As a kid, my father scolded me for getting too emotional about topics of discussion. He'd say, "This is a question of logic," or "Your emotions are getting in the way." I now know that he wasn't quite right. Emotions can and should be channeled into the right language in order to make an impact. To stifle emotion is to risk deadening one's language.
The topics that deserve the most discussion are emotional. They are tied to our core and tangled in our experience. Lately, though, our country feels like a giant knot of tension and misunderstanding or worse--ignorance.
What is a teacher's role? I've written about my thoughts regarding dissent in the classroom here.
When I was about 6 years old, I was obsessed with yarn--not for knitting--rather, I would create these elaborate webs in my bedroom. It would take hours to weave the yarn from my doorknob, to my top bunk rail, to the window ledge locks, through the slots of my wicker chair, etc. Usually it was quiet in my room as I spun my webs--and as always, I would eventually be instructed to take the yarn down. My mom would challenge me to unwind my webs without having to cut the yarn. Again, hours--entertainment in the 1970s, I guess.
Only, I am thinking about this today because I realize that those webs were in fact a physical manifestation of thoughts. Really, that yarn might have been named "dendrites" or "synapses". So, as I begin to outline a unit involving debate, a unit that will surely include emotional topics and reactions--I find myself imagining my students as young children.
I picture them in shadowy rooms webbing and tangling their ideas. And now, I see them with all different colors of yarn in our classroom--carefully tying their thoughts together in a web of agreement or dissent. It looks messy. It looks a little rough. But, on the clean-up, the students are coiling their ideas which have webbed around another's ideas and another's and so on.
Their yarn will be weathered but usable. Sure, some may have been snipped or snagged.
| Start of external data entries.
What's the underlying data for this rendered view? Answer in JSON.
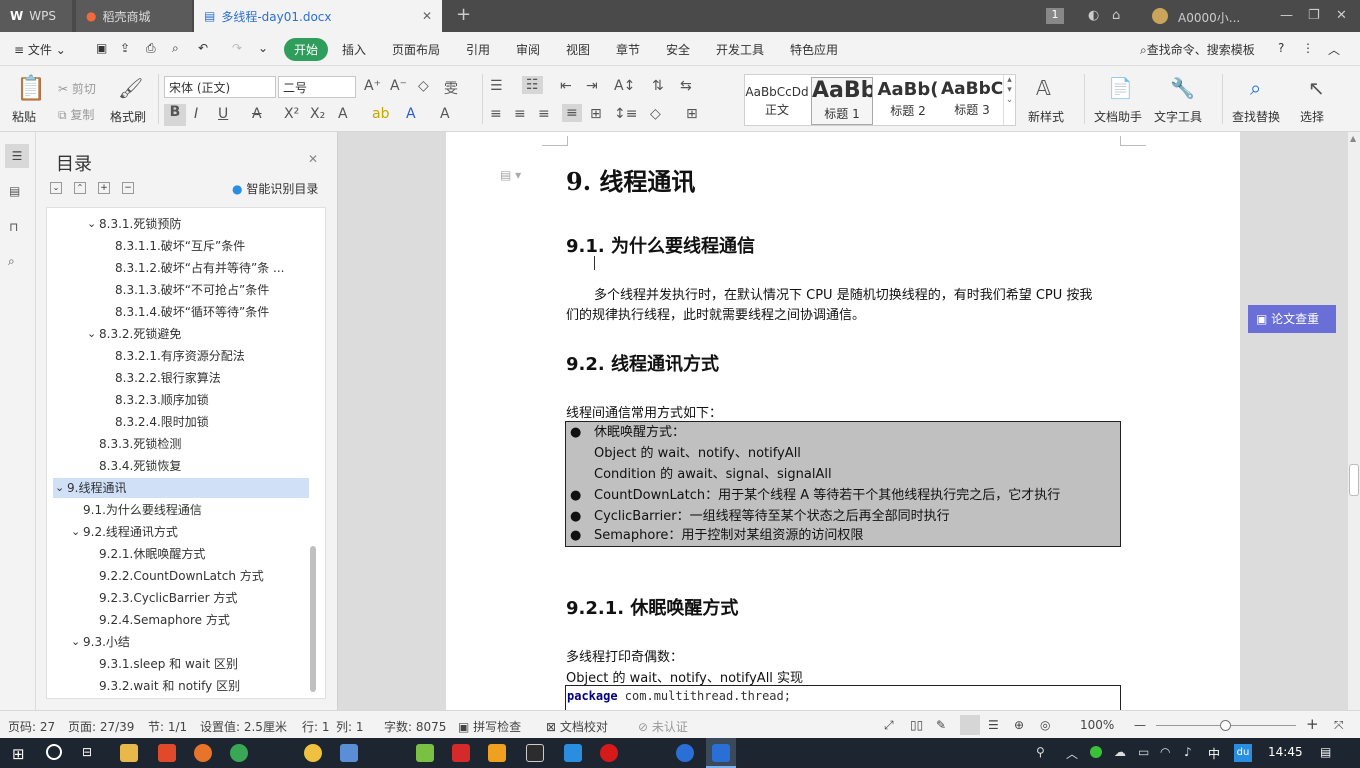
{
  "titlebar": {
    "app": "WPS",
    "tabs": [
      {
        "label": "稻壳商城"
      },
      {
        "label": "多线程-day01.docx"
      }
    ],
    "user": "A0000小...",
    "badge": "1"
  },
  "menu": {
    "file": "文件",
    "items": [
      "开始",
      "插入",
      "页面布局",
      "引用",
      "审阅",
      "视图",
      "章节",
      "安全",
      "开发工具",
      "特色应用"
    ],
    "search": "查找命令、搜索模板"
  },
  "ribbon": {
    "paste": "粘贴",
    "cut": "剪切",
    "copy": "复制",
    "format_painter": "格式刷",
    "font": "宋体 (正文)",
    "size": "二号",
    "styles": [
      {
        "sample": "AaBbCcDd",
        "label": "正文"
      },
      {
        "sample": "AaBb",
        "label": "标题 1"
      },
      {
        "sample": "AaBb(",
        "label": "标题 2"
      },
      {
        "sample": "AaBbC",
        "label": "标题 3"
      }
    ],
    "new_style": "新样式",
    "doc_helper": "文档助手",
    "text_tools": "文字工具",
    "find_replace": "查找替换",
    "select": "选择"
  },
  "toc": {
    "title": "目录",
    "smart": "智能识别目录",
    "items": [
      {
        "text": "8.3.1.死锁预防",
        "level": 2,
        "arrow": "⌄"
      },
      {
        "text": "8.3.1.1.破坏“互斥”条件",
        "level": 3
      },
      {
        "text": "8.3.1.2.破坏“占有并等待”条 ...",
        "level": 3
      },
      {
        "text": "8.3.1.3.破坏“不可抢占”条件",
        "level": 3
      },
      {
        "text": "8.3.1.4.破坏“循环等待”条件",
        "level": 3
      },
      {
        "text": "8.3.2.死锁避免",
        "level": 2,
        "arrow": "⌄"
      },
      {
        "text": "8.3.2.1.有序资源分配法",
        "level": 3
      },
      {
        "text": "8.3.2.2.银行家算法",
        "level": 3
      },
      {
        "text": "8.3.2.3.顺序加锁",
        "level": 3
      },
      {
        "text": "8.3.2.4.限时加锁",
        "level": 3
      },
      {
        "text": "8.3.3.死锁检测",
        "level": 2
      },
      {
        "text": "8.3.4.死锁恢复",
        "level": 2
      },
      {
        "text": "9.线程通讯",
        "level": 0,
        "arrow": "⌄",
        "selected": true
      },
      {
        "text": "9.1.为什么要线程通信",
        "level": 1
      },
      {
        "text": "9.2.线程通讯方式",
        "level": 1,
        "arrow": "⌄"
      },
      {
        "text": "9.2.1.休眠唤醒方式",
        "level": 2
      },
      {
        "text": "9.2.2.CountDownLatch 方式",
        "level": 2
      },
      {
        "text": "9.2.3.CyclicBarrier 方式",
        "level": 2
      },
      {
        "text": "9.2.4.Semaphore 方式",
        "level": 2
      },
      {
        "text": "9.3.小结",
        "level": 1,
        "arrow": "⌄"
      },
      {
        "text": "9.3.1.sleep 和 wait 区别",
        "level": 2
      },
      {
        "text": "9.3.2.wait 和 notify 区别",
        "level": 2
      }
    ]
  },
  "doc": {
    "h1": "9. 线程通讯",
    "h2a": "9.1. 为什么要线程通信",
    "para1_l1": "多个线程并发执行时，在默认情况下 CPU 是随机切换线程的，有时我们希望 CPU 按我",
    "para1_l2": "们的规律执行线程，此时就需要线程之间协调通信。",
    "h2b": "9.2. 线程通讯方式",
    "intro": "线程间通信常用方式如下：",
    "b1": "休眠唤醒方式：",
    "b1a": "Object 的 wait、notify、notifyAll",
    "b1b": "Condition 的 await、signal、signalAll",
    "b2": "CountDownLatch：用于某个线程 A 等待若干个其他线程执行完之后，它才执行",
    "b3": "CyclicBarrier：一组线程等待至某个状态之后再全部同时执行",
    "b4": "Semaphore：用于控制对某组资源的访问权限",
    "h3": "9.2.1. 休眠唤醒方式",
    "p2": "多线程打印奇偶数：",
    "p3": "Object 的 wait、notify、notifyAll 实现",
    "code_kw": "package",
    "code_rest": " com.multithread.thread;",
    "side_btn": "论文查重"
  },
  "status": {
    "page": "页码: 27",
    "pages": "页面: 27/39",
    "section": "节: 1/1",
    "setting": "设置值: 2.5厘米",
    "row": "行: 1",
    "col": "列: 1",
    "words": "字数: 8075",
    "spell": "拼写检查",
    "compare": "文档校对",
    "cert": "未认证",
    "zoom": "100%"
  },
  "taskbar": {
    "time": "14:45",
    "ime": "中"
  }
}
Hopefully, with effective facilitation, they will weave more informed webs of thought the next time they need to express an opinion about something that is meaningful.
Their emotion and reason will be bound, unwound and regathered in new varieties of language--together. And, it is my greatest hope, that this process of working it out together will in fact provide a launching pad of sorts. A home base woven of risk and safety.